**Records for the exercise**
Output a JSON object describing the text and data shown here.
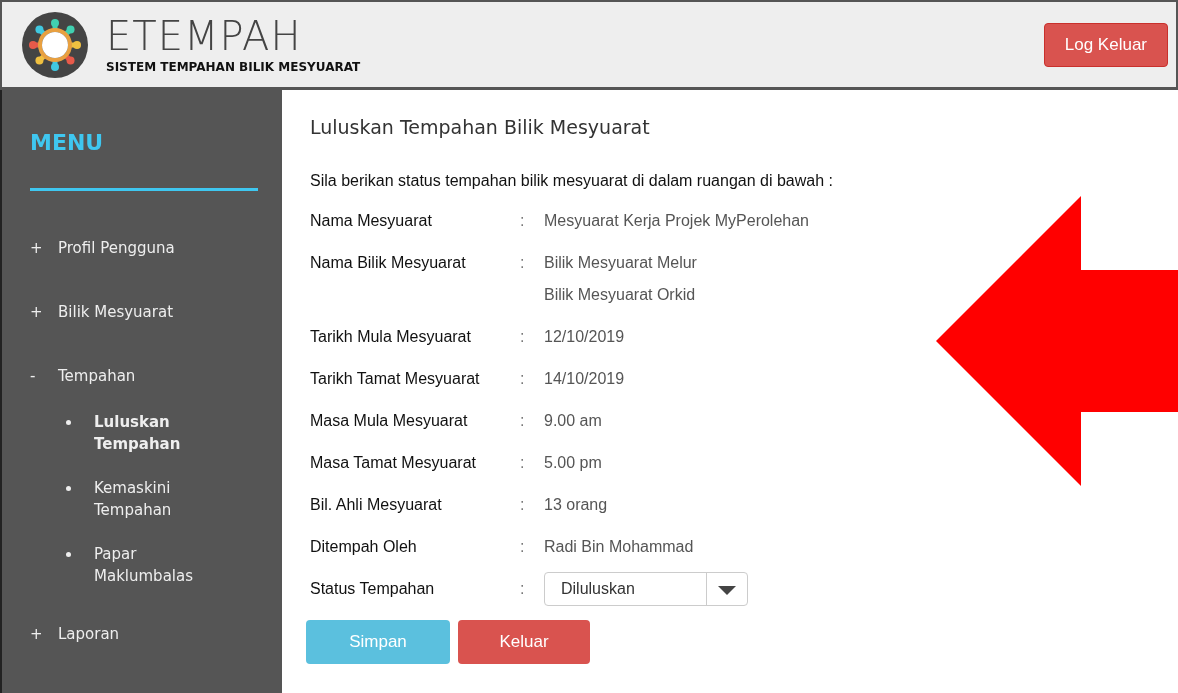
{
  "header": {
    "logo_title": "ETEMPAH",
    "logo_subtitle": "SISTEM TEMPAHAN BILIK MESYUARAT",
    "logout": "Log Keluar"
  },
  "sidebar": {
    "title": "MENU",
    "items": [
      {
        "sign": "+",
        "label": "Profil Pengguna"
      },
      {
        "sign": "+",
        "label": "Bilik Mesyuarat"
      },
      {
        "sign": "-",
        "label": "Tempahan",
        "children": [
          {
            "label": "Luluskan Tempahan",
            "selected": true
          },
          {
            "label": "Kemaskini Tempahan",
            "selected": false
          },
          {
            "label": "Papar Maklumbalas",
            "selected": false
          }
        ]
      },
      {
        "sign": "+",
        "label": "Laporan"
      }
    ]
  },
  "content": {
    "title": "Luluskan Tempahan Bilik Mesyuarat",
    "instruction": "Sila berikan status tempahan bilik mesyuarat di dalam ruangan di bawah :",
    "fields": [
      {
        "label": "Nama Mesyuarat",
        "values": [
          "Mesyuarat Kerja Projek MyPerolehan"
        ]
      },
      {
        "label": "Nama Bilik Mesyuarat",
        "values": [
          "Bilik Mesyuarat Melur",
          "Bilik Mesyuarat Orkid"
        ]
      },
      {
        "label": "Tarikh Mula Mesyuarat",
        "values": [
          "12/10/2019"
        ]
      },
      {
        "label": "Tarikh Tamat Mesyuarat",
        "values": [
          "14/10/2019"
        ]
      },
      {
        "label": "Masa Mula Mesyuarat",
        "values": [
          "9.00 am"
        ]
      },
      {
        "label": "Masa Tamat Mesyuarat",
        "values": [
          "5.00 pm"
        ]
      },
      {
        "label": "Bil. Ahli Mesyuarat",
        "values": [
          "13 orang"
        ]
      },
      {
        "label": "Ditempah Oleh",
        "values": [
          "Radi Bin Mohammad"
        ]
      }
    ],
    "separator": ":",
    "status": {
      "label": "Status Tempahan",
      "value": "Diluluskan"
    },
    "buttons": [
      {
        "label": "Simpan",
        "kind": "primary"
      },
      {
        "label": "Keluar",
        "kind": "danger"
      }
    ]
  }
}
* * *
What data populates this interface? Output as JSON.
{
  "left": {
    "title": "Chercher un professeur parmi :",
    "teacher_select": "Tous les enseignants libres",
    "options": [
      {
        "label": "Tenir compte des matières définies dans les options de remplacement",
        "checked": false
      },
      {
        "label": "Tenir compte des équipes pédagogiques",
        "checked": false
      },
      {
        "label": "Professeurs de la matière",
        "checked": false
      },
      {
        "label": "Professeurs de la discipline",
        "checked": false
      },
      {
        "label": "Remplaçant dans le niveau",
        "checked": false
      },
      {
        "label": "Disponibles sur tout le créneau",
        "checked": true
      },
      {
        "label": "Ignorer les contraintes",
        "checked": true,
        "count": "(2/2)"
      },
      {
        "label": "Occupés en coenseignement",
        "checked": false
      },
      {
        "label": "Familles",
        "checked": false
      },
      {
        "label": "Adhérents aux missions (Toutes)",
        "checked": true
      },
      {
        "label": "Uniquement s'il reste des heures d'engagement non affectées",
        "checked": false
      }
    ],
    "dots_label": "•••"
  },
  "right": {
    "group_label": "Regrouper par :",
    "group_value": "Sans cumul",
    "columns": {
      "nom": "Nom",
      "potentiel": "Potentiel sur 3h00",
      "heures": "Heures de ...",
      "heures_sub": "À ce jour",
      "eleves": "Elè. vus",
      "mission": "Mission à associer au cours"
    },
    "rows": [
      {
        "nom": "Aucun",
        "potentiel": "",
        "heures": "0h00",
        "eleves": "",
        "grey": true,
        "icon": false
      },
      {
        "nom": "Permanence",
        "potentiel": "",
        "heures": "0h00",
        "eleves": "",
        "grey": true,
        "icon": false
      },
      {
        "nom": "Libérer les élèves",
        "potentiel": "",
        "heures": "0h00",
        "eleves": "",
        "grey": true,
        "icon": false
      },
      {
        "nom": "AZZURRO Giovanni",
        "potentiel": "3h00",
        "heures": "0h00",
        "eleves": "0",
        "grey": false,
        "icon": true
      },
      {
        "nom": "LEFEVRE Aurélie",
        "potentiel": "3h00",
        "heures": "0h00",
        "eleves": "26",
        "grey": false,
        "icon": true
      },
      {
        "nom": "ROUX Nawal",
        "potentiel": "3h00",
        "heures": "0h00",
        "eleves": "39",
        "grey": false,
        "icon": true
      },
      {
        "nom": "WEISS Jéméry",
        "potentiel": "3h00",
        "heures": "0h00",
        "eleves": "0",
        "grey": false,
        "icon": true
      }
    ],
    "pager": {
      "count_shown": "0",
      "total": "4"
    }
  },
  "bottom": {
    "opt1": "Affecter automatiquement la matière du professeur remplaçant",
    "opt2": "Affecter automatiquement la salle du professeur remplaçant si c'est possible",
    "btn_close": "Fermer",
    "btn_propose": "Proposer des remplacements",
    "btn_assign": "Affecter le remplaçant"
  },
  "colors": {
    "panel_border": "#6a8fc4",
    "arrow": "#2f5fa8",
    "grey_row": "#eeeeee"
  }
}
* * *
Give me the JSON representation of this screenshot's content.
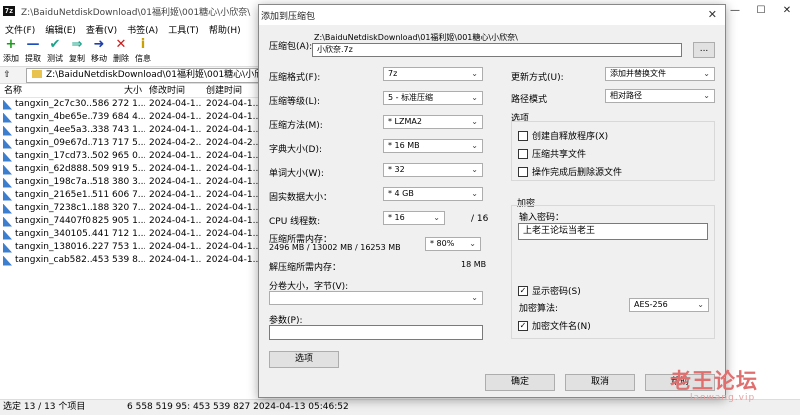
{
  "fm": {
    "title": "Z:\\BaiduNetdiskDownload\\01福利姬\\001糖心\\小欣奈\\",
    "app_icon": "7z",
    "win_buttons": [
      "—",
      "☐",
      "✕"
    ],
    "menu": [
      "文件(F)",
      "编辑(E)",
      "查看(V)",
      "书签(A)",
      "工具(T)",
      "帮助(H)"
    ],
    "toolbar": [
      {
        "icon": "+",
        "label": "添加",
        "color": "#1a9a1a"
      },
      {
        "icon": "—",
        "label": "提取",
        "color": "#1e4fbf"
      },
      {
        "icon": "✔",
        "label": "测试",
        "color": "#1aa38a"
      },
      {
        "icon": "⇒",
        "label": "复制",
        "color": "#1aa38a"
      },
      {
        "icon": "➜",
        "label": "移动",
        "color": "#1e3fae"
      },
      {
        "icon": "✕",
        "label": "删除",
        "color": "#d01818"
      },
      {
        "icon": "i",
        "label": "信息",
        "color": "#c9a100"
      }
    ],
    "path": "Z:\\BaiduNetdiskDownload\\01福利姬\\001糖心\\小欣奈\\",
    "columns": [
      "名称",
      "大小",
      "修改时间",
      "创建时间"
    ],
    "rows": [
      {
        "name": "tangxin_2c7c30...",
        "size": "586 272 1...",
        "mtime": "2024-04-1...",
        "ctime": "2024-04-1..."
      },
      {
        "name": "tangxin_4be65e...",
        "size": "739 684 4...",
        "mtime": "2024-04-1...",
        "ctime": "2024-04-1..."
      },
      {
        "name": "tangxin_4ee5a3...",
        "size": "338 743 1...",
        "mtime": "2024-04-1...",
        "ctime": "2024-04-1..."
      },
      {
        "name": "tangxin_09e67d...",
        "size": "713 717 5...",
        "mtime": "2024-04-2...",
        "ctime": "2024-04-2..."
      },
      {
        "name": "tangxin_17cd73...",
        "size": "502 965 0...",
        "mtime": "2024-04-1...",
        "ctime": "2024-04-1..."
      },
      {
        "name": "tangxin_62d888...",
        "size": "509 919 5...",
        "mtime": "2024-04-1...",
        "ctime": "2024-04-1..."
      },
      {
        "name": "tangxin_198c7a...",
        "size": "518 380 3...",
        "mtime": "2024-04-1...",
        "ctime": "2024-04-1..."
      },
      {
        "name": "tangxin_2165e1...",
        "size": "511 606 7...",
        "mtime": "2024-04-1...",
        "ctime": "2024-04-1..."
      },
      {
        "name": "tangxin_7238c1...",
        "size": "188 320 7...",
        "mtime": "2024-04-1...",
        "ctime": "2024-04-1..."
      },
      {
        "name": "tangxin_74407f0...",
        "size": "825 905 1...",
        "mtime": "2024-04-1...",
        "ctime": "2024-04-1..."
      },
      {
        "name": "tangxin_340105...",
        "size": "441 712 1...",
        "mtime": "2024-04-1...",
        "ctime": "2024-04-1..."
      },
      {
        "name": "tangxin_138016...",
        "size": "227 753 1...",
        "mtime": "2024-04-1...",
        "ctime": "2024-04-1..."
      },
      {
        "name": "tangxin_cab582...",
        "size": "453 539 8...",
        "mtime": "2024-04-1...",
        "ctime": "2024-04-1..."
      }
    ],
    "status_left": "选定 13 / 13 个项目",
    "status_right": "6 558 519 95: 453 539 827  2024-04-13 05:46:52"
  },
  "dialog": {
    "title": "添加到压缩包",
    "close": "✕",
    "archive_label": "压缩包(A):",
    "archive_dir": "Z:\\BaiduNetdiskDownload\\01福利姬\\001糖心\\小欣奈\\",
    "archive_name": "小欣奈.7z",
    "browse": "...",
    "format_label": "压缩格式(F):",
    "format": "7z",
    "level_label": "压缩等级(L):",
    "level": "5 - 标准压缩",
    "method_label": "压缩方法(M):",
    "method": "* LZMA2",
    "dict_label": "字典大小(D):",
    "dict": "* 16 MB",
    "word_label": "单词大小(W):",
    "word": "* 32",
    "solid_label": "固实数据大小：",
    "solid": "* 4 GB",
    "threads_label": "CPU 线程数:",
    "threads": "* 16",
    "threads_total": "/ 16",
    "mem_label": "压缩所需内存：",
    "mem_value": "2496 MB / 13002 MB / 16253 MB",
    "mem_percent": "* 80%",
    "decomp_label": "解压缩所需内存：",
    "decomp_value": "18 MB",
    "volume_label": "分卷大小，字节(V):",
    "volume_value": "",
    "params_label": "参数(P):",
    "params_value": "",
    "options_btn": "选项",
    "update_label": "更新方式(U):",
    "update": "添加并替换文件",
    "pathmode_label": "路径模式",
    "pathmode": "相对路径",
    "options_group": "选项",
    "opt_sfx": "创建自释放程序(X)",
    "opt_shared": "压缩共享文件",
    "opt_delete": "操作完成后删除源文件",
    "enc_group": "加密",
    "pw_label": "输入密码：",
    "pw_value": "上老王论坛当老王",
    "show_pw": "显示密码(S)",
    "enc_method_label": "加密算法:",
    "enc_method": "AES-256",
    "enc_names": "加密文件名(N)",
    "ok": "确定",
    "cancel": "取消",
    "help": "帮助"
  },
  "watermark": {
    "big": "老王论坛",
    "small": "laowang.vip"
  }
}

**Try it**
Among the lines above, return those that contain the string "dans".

**Answer to this exercise**
        "label": "Tenir compte des matières définies dans les options de remplacement",
        "label": "Remplaçant dans le niveau",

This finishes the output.